TO DO:
The reply should contain every entry below exactly as written, with no images.

◇ ◇ ◇ ◇ ◇ ◇ ◇

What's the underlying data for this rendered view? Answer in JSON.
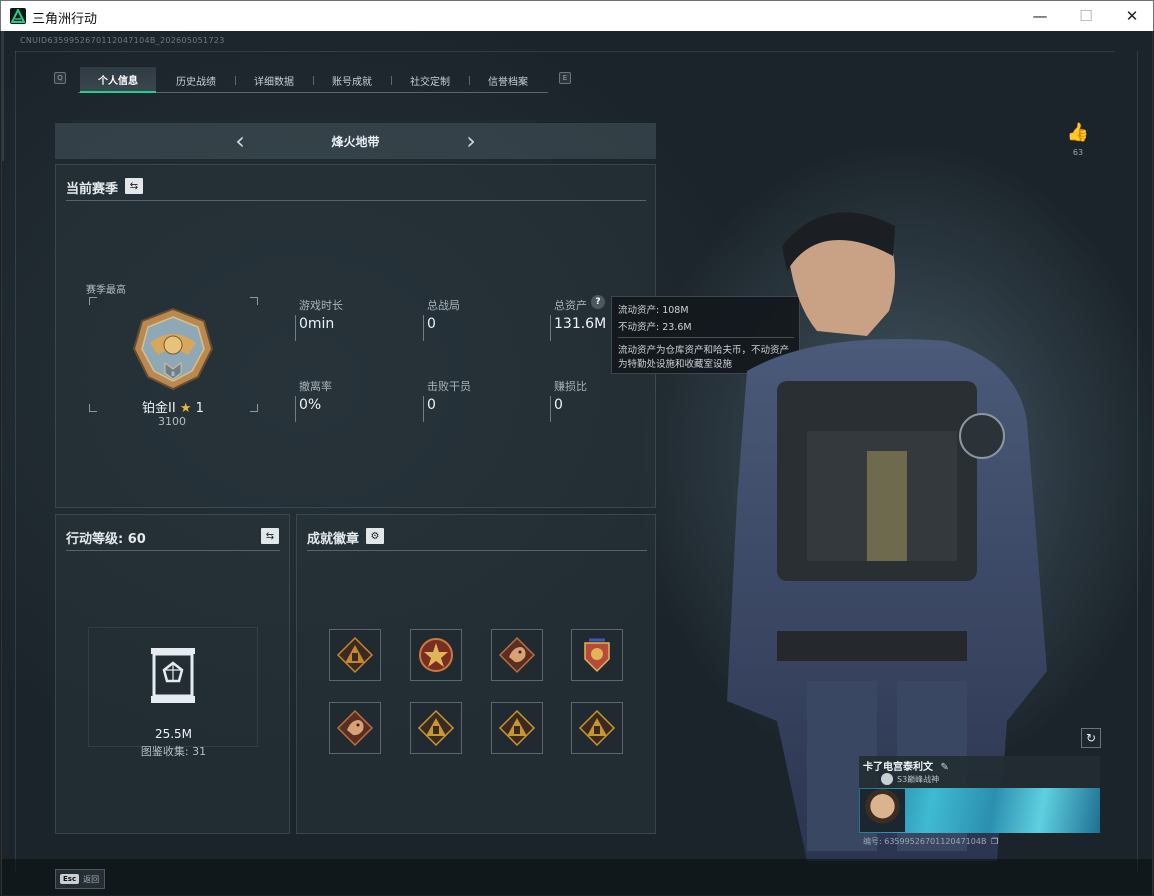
{
  "window": {
    "title": "三角洲行动"
  },
  "uid_text": "CNUID6359952670112047104B_202605051723",
  "tabs": [
    {
      "label": "个人信息",
      "active": true
    },
    {
      "label": "历史战绩",
      "active": false
    },
    {
      "label": "详细数据",
      "active": false
    },
    {
      "label": "账号成就",
      "active": false
    },
    {
      "label": "社交定制",
      "active": false
    },
    {
      "label": "信誉档案",
      "active": false
    }
  ],
  "tab_keys": {
    "left": "Q",
    "right": "E"
  },
  "mode": {
    "label": "烽火地带"
  },
  "season": {
    "title": "当前赛季",
    "rank_caption": "赛季最高",
    "rank_name": "铂金II",
    "rank_stars": "1",
    "rank_score": "3100",
    "stats": {
      "play_time": {
        "label": "游戏时长",
        "value": "0min"
      },
      "total_matches": {
        "label": "总战局",
        "value": "0"
      },
      "total_assets": {
        "label": "总资产",
        "value": "131.6M"
      },
      "evac_rate": {
        "label": "撤离率",
        "value": "0%"
      },
      "kills": {
        "label": "击败干员",
        "value": "0"
      },
      "profit_ratio": {
        "label": "赚损比",
        "value": "0"
      }
    }
  },
  "tooltip": {
    "liquid": "流动资产: 108M",
    "fixed": "不动资产: 23.6M",
    "desc1": "流动资产为仓库资产和哈夫币，不动资产",
    "desc2": "为特勤处设施和收藏室设施"
  },
  "level_panel": {
    "title": "行动等级: 60",
    "collection_value": "25.5M",
    "collection_count": "图鉴收集: 31"
  },
  "achievements": {
    "title": "成就徽章",
    "badges": [
      {
        "icon": "pyramid-badge-icon",
        "color": "#c8862a"
      },
      {
        "icon": "star-seal-badge-icon",
        "color": "#c97b3a"
      },
      {
        "icon": "dragon-badge-icon",
        "color": "#b8703a"
      },
      {
        "icon": "shield-badge-icon",
        "color": "#b84a3a"
      },
      {
        "icon": "dragon-badge-icon",
        "color": "#b8703a"
      },
      {
        "icon": "pyramid-badge-icon",
        "color": "#c8962a"
      },
      {
        "icon": "pyramid-badge-icon",
        "color": "#c8962a"
      },
      {
        "icon": "pyramid-badge-icon",
        "color": "#c8962a"
      }
    ]
  },
  "likes": {
    "count": "63"
  },
  "player_card": {
    "name": "卡了电宫泰利文",
    "rank_title": "S3巅峰战神",
    "id_text": "编号: 6359952670112047104B"
  },
  "footer": {
    "esc_key": "Esc",
    "esc_label": "返回"
  },
  "colors": {
    "accent": "#1ecf8a",
    "panel": "#28343a",
    "text": "#e6ecef"
  }
}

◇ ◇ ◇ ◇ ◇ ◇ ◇

SOLVED EXERCISE:
What's the underlying data for this rendered view? Answer in JSON.
{
  "window": {
    "title": "三角洲行动"
  },
  "uid_text": "CNUID6359952670112047104B_202605051723",
  "tabs": [
    {
      "label": "个人信息",
      "active": true
    },
    {
      "label": "历史战绩",
      "active": false
    },
    {
      "label": "详细数据",
      "active": false
    },
    {
      "label": "账号成就",
      "active": false
    },
    {
      "label": "社交定制",
      "active": false
    },
    {
      "label": "信誉档案",
      "active": false
    }
  ],
  "tab_keys": {
    "left": "Q",
    "right": "E"
  },
  "mode": {
    "label": "烽火地带"
  },
  "season": {
    "title": "当前赛季",
    "rank_caption": "赛季最高",
    "rank_name": "铂金II",
    "rank_stars": "1",
    "rank_score": "3100",
    "stats": {
      "play_time": {
        "label": "游戏时长",
        "value": "0min"
      },
      "total_matches": {
        "label": "总战局",
        "value": "0"
      },
      "total_assets": {
        "label": "总资产",
        "value": "131.6M"
      },
      "evac_rate": {
        "label": "撤离率",
        "value": "0%"
      },
      "kills": {
        "label": "击败干员",
        "value": "0"
      },
      "profit_ratio": {
        "label": "赚损比",
        "value": "0"
      }
    }
  },
  "tooltip": {
    "liquid": "流动资产: 108M",
    "fixed": "不动资产: 23.6M",
    "desc1": "流动资产为仓库资产和哈夫币，不动资产",
    "desc2": "为特勤处设施和收藏室设施"
  },
  "level_panel": {
    "title": "行动等级: 60",
    "collection_value": "25.5M",
    "collection_count": "图鉴收集: 31"
  },
  "achievements": {
    "title": "成就徽章",
    "badges": [
      {
        "icon": "pyramid-badge-icon",
        "color": "#c8862a"
      },
      {
        "icon": "star-seal-badge-icon",
        "color": "#c97b3a"
      },
      {
        "icon": "dragon-badge-icon",
        "color": "#b8703a"
      },
      {
        "icon": "shield-badge-icon",
        "color": "#b84a3a"
      },
      {
        "icon": "dragon-badge-icon",
        "color": "#b8703a"
      },
      {
        "icon": "pyramid-badge-icon",
        "color": "#c8962a"
      },
      {
        "icon": "pyramid-badge-icon",
        "color": "#c8962a"
      },
      {
        "icon": "pyramid-badge-icon",
        "color": "#c8962a"
      }
    ]
  },
  "likes": {
    "count": "63"
  },
  "player_card": {
    "name": "卡了电宫泰利文",
    "rank_title": "S3巅峰战神",
    "id_text": "编号: 6359952670112047104B"
  },
  "footer": {
    "esc_key": "Esc",
    "esc_label": "返回"
  },
  "colors": {
    "accent": "#1ecf8a",
    "panel": "#28343a",
    "text": "#e6ecef"
  }
}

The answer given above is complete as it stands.